[Data extracted from a collection]
········
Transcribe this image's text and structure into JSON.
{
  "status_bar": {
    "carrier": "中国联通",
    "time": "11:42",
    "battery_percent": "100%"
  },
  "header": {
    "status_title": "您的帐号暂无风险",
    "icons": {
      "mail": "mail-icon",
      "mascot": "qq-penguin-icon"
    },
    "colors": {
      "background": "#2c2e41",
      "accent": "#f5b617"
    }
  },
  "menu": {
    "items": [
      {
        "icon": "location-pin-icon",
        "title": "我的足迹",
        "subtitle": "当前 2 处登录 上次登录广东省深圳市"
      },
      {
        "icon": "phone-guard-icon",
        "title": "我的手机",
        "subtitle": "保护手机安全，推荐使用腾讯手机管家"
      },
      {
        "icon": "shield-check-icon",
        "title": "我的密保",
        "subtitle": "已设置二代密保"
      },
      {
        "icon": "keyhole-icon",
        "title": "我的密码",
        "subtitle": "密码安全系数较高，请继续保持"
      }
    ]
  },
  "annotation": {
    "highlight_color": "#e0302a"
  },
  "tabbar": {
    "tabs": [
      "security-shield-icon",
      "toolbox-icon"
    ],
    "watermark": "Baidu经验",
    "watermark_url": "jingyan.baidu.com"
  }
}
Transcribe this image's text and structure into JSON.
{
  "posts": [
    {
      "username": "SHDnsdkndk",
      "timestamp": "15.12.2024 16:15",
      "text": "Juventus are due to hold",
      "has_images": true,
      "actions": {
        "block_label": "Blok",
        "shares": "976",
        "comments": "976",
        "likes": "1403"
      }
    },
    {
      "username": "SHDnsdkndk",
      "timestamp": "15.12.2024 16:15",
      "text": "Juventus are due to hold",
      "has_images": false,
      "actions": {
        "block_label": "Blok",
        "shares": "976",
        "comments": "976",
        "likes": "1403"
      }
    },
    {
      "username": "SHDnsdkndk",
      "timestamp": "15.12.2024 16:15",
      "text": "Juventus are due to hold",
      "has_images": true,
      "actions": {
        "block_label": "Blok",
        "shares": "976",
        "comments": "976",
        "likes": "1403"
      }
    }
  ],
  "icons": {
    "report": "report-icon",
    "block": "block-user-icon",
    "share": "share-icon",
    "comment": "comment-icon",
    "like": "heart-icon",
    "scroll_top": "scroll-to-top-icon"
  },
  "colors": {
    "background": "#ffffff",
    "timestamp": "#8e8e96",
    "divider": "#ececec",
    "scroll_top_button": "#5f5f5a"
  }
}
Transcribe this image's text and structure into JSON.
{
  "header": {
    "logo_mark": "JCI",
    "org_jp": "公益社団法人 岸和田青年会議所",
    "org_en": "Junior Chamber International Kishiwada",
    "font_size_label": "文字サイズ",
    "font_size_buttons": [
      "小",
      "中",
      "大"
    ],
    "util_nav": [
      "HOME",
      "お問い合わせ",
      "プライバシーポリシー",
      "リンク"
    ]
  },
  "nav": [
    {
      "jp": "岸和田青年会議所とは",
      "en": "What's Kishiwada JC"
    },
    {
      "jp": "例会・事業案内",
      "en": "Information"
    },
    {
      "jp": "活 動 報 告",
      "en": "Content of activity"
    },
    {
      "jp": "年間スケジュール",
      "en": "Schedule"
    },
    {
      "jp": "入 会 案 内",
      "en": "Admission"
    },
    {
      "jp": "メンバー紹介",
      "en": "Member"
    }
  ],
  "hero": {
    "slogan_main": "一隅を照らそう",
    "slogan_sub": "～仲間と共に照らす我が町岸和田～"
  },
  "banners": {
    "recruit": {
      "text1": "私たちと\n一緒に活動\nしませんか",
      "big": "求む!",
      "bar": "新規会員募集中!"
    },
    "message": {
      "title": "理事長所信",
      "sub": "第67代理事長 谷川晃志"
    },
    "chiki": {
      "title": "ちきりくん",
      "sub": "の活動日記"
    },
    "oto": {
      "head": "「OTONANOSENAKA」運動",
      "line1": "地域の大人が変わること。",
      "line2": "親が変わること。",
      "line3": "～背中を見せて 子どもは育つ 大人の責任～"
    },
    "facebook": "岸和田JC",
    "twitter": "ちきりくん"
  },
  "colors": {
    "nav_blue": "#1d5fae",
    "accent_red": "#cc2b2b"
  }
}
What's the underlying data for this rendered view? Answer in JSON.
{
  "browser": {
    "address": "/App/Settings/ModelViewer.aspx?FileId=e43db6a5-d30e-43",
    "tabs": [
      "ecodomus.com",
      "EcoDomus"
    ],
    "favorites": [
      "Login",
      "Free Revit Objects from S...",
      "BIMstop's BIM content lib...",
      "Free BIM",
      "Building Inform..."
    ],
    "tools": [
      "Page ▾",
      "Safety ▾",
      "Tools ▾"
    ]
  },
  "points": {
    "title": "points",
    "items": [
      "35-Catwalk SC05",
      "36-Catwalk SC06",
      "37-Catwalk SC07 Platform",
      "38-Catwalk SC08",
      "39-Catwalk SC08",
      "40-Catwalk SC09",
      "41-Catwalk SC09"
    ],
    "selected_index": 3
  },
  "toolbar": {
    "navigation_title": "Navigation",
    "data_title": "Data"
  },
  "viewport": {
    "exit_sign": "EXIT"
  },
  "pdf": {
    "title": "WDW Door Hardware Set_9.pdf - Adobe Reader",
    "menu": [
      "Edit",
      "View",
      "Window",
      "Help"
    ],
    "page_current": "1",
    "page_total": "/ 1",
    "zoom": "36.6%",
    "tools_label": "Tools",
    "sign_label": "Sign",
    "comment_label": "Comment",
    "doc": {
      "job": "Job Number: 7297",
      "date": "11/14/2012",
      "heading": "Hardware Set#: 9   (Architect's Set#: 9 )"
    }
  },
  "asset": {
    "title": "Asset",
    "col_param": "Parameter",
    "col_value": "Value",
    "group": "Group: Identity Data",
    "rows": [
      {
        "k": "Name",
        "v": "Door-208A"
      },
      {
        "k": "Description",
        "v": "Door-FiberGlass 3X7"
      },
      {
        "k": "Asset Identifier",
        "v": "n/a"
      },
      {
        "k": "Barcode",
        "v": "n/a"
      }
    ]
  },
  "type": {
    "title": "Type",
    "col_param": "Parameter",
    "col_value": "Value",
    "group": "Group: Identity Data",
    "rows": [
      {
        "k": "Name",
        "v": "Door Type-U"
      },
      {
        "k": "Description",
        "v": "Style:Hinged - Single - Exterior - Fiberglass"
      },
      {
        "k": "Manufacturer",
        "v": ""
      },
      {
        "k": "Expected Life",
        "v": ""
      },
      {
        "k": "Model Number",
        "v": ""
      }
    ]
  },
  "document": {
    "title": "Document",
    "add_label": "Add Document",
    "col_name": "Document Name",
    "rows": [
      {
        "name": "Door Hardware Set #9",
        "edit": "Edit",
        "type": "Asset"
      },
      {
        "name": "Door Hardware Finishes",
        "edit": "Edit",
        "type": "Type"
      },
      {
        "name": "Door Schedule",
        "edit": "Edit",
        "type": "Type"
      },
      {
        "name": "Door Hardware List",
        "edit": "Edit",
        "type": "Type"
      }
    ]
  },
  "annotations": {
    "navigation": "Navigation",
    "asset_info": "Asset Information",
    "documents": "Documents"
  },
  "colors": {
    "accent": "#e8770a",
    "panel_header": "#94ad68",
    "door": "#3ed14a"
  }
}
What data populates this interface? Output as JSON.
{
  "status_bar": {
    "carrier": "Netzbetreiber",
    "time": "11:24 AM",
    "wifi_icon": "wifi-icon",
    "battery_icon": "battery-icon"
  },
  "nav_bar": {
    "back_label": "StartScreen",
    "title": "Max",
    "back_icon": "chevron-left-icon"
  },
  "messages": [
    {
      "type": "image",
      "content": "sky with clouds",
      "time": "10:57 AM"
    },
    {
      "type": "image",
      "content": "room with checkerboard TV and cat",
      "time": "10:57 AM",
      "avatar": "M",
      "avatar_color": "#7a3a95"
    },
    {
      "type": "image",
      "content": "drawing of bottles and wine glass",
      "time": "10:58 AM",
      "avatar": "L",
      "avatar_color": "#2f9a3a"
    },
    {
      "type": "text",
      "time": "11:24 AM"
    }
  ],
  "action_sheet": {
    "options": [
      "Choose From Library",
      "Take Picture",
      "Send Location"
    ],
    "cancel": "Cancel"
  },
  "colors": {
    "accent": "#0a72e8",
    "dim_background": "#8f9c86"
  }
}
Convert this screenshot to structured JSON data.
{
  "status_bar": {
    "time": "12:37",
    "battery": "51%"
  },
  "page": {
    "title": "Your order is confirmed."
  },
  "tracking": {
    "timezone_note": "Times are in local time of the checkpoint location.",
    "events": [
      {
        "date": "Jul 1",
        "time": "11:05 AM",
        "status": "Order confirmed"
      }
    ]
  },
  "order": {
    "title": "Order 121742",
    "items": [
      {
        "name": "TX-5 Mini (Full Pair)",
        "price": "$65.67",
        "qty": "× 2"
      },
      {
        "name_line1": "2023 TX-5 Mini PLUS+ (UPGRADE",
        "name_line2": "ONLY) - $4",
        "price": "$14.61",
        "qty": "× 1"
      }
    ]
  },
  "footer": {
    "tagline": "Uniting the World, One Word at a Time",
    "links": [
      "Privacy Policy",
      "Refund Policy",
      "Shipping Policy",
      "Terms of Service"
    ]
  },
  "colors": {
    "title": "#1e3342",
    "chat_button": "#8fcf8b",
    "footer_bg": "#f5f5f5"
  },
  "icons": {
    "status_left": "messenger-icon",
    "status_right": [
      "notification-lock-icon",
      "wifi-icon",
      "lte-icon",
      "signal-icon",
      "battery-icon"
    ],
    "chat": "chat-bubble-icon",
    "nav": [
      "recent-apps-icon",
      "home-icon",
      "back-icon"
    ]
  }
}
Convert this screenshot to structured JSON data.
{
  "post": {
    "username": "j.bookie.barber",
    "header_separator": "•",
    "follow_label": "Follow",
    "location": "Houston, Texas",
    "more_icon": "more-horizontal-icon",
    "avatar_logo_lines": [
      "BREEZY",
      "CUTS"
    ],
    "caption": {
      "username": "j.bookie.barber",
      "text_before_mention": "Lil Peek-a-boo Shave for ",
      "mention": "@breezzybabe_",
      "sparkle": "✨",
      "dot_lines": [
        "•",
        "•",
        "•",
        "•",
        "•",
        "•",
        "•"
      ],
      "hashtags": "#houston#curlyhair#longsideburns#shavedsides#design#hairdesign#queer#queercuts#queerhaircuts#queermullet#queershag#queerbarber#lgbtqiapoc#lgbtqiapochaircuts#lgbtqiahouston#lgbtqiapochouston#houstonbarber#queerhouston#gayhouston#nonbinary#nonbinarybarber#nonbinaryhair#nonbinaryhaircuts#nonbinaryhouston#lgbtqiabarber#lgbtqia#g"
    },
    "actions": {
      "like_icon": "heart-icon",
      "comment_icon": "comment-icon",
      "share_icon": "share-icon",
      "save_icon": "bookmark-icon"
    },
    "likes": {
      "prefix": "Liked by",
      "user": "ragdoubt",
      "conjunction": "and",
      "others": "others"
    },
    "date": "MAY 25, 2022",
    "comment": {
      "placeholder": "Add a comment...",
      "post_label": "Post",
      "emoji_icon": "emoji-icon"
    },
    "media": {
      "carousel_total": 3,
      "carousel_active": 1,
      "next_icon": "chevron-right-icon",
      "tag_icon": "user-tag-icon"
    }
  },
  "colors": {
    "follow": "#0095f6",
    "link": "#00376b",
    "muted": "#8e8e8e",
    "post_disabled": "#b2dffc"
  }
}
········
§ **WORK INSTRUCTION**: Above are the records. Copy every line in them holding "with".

§ **RESPONSE BOX**:
      "content": "sky with clouds",
      "content": "room with checkerboard TV and cat",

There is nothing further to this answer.